> **Task statement**
Among the records that follow, how many lines include the string "error"? Only the number is wanted.

[Data records]
* * * * * * * * *
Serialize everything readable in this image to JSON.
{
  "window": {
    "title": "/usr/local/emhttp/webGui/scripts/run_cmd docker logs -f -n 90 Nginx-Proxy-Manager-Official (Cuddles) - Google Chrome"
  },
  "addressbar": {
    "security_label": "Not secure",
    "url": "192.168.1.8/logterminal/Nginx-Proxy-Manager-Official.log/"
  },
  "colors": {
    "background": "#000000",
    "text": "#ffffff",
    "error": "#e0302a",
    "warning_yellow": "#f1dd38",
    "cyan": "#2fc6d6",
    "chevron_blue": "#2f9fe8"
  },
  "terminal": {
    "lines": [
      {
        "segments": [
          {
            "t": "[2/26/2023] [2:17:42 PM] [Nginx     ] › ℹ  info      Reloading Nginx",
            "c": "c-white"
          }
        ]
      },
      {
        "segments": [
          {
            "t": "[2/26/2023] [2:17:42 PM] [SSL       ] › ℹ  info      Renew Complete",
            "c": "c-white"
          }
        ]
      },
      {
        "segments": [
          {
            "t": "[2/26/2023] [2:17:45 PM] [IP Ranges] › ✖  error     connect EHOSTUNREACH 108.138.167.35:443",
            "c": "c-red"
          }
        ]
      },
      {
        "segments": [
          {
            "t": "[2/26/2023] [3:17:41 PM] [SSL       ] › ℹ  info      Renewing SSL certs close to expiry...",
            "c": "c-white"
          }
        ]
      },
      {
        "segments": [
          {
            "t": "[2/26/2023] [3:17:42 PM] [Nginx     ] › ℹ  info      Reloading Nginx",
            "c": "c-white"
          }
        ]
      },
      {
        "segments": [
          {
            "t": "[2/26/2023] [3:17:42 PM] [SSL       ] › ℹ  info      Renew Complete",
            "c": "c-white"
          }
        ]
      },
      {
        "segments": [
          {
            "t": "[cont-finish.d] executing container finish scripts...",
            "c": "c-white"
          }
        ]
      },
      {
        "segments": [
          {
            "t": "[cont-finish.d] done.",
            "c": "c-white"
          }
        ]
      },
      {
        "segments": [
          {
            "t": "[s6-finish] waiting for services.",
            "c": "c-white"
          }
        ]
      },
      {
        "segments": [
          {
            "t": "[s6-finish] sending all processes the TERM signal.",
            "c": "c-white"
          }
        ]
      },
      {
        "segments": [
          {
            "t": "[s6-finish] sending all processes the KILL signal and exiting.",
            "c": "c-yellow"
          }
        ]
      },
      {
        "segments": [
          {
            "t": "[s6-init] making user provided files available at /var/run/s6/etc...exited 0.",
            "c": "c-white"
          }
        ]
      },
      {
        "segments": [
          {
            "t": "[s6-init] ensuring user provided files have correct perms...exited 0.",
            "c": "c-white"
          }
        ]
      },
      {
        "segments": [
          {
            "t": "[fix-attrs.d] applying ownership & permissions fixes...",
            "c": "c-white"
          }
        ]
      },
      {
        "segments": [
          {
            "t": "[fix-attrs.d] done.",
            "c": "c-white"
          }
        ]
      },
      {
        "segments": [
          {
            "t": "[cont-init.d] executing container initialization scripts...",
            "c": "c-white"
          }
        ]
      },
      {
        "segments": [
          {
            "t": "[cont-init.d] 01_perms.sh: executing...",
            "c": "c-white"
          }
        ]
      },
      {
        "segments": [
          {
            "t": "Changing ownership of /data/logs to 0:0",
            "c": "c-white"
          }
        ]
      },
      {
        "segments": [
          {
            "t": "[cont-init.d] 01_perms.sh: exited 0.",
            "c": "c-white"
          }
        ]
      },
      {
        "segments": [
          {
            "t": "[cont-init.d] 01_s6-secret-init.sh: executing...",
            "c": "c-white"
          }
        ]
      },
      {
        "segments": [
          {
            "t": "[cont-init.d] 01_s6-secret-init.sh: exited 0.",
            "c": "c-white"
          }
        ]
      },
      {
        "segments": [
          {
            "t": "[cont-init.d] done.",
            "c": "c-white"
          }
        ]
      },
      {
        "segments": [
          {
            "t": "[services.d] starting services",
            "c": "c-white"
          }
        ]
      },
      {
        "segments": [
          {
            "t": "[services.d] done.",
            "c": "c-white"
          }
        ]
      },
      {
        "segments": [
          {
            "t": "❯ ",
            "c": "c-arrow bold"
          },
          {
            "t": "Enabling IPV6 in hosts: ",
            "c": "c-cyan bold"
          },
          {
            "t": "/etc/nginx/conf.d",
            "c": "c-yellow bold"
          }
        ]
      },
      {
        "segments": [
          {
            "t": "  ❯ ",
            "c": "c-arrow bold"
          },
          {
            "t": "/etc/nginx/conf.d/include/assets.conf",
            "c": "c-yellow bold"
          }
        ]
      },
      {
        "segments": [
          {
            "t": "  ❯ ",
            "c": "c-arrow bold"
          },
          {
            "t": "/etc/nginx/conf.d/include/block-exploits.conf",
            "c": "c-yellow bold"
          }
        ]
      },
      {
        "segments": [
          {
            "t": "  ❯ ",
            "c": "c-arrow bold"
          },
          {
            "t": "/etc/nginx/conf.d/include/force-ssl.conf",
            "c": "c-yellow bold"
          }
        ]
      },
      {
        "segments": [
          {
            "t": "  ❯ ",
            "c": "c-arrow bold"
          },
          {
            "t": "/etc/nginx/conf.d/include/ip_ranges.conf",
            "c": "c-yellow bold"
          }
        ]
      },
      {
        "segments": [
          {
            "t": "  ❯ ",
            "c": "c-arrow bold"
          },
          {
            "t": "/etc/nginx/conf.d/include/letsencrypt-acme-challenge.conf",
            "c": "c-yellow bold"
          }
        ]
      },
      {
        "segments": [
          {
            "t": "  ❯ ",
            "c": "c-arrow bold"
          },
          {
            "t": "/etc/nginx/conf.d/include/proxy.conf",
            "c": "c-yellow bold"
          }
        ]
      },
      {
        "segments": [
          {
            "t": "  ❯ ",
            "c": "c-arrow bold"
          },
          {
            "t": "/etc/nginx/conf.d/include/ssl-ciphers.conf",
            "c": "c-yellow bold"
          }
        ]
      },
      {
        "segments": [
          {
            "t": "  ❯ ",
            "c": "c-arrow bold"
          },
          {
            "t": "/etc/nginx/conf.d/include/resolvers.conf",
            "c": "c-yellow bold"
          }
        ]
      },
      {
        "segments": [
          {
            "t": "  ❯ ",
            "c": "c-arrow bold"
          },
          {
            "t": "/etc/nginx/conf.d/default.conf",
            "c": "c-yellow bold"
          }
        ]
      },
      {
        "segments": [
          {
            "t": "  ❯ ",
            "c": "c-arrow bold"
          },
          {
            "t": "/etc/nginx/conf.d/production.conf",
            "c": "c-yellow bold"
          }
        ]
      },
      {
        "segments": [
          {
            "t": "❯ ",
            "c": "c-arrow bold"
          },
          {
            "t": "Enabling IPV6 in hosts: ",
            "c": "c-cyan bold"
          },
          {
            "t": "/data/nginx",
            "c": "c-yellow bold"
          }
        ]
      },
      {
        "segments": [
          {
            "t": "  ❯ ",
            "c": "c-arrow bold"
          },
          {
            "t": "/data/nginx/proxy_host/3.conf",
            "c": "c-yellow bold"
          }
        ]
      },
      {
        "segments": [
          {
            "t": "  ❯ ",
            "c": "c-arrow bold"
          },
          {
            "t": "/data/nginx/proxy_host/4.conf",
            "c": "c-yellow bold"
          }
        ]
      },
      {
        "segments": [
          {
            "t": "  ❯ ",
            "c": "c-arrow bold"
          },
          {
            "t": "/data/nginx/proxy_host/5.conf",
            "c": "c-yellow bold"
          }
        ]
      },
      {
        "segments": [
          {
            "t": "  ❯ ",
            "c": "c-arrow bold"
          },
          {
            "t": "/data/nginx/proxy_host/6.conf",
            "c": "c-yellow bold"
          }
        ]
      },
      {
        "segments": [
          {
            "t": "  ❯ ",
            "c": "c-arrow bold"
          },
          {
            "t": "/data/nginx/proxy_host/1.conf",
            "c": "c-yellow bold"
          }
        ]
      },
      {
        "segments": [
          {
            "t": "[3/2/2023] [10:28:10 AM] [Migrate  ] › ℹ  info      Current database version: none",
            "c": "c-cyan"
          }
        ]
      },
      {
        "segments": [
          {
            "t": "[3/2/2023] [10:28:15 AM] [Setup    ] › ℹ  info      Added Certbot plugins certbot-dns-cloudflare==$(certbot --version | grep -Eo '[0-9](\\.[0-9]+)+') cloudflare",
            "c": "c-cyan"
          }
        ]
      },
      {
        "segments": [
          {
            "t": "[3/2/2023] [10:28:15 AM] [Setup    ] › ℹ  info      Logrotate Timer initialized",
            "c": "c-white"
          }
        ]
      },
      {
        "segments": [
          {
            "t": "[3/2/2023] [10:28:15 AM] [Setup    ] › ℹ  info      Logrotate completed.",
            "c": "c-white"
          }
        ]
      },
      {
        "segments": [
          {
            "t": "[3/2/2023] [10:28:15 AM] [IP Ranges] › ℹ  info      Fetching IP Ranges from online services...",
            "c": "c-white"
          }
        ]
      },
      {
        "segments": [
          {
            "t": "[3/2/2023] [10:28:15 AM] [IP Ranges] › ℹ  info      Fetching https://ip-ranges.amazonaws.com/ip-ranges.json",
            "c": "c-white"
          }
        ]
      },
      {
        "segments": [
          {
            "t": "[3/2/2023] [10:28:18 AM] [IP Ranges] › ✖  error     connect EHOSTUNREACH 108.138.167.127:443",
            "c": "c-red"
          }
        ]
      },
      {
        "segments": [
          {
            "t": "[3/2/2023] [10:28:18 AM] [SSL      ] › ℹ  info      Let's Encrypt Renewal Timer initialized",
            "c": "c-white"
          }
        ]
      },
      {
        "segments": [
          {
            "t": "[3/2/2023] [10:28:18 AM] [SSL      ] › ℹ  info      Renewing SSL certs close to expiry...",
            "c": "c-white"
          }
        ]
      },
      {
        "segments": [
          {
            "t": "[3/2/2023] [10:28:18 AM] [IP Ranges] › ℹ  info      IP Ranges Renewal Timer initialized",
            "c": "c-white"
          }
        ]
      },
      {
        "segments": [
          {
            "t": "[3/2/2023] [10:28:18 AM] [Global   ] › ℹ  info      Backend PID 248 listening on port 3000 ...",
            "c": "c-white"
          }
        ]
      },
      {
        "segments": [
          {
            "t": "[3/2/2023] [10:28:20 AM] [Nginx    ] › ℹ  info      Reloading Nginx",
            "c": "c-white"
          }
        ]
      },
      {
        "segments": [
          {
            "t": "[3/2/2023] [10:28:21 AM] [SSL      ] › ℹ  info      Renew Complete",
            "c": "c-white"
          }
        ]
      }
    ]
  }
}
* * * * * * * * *
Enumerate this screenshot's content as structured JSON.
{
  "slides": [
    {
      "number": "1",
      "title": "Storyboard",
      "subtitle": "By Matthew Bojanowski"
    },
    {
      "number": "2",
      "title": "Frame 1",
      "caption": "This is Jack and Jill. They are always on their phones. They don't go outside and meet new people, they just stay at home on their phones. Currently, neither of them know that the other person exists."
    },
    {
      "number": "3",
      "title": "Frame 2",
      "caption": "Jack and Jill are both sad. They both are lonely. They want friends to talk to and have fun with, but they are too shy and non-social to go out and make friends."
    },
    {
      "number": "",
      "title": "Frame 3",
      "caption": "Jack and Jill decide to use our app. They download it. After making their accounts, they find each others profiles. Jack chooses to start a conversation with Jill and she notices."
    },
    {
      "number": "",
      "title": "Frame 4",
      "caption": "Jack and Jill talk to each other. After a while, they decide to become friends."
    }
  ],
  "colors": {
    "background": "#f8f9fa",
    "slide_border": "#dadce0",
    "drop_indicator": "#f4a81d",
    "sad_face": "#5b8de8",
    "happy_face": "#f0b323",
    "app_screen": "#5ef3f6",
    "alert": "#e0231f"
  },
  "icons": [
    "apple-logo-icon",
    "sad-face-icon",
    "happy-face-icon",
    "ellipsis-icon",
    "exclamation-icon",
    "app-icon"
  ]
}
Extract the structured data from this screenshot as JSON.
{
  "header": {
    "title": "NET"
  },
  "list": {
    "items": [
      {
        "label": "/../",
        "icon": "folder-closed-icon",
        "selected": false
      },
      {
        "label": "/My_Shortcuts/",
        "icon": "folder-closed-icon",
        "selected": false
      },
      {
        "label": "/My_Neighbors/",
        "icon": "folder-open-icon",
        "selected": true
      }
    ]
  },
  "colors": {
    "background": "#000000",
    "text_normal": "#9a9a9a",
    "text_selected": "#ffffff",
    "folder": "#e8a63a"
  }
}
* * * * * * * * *
> **Exercise solution**
3